Source records
==========

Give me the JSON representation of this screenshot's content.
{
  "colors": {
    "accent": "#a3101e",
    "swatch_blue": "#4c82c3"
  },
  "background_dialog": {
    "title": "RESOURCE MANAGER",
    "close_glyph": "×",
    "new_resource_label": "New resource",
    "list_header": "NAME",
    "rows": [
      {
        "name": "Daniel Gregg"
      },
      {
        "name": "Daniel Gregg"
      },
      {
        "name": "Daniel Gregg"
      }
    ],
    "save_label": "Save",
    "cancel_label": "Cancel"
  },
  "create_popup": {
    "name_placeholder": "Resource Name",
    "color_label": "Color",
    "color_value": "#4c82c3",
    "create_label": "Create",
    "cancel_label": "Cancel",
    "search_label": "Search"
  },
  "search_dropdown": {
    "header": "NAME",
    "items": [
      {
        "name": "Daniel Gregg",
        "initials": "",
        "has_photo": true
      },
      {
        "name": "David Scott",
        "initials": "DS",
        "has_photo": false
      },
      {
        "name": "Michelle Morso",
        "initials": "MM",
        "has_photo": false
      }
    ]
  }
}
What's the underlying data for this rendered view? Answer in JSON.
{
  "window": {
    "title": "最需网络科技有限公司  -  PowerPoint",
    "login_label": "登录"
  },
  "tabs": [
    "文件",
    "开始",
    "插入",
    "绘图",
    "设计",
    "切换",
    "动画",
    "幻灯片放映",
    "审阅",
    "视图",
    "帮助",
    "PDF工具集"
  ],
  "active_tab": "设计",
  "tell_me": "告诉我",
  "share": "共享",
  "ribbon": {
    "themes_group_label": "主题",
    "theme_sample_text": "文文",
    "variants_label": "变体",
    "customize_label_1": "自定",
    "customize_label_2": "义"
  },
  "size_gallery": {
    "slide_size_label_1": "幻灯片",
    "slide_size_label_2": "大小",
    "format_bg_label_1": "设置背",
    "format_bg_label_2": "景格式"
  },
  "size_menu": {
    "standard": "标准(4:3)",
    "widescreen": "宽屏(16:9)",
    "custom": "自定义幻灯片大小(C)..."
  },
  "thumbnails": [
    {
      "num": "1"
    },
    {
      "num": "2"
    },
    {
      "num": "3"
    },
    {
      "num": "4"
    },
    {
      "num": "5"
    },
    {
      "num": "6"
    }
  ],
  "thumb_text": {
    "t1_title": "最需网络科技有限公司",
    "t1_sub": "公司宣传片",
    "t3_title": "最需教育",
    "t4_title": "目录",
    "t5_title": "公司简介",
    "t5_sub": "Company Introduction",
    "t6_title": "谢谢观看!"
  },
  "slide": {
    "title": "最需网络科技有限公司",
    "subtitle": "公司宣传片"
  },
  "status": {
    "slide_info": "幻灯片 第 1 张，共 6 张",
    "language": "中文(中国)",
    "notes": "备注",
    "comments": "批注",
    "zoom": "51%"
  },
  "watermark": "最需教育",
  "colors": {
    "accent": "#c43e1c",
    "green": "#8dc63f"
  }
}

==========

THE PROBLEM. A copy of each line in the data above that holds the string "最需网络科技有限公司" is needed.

RESPONSE BOX.
    "title": "最需网络科技有限公司  -  PowerPoint",
    "t1_title": "最需网络科技有限公司",
    "title": "最需网络科技有限公司",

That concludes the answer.